**Entries from a dataset of interfaces:**
□ □ □ □

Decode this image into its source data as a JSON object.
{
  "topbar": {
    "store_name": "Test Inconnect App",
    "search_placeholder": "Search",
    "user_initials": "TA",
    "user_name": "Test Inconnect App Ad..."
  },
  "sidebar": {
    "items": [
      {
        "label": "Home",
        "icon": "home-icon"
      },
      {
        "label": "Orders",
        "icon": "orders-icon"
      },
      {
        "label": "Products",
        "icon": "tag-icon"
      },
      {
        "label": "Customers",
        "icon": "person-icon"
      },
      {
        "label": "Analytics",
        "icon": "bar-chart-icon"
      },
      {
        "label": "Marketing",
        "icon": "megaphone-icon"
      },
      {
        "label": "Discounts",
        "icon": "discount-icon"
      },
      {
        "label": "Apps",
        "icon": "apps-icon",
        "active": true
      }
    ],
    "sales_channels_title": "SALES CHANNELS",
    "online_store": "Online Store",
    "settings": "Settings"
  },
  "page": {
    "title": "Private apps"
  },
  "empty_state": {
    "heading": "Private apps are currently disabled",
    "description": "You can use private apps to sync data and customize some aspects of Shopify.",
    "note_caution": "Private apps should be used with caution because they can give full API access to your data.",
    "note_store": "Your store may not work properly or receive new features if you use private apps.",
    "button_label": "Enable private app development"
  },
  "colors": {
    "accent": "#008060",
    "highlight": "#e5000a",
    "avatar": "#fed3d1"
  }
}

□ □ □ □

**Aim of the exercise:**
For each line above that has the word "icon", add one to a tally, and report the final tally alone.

**Task result:**
8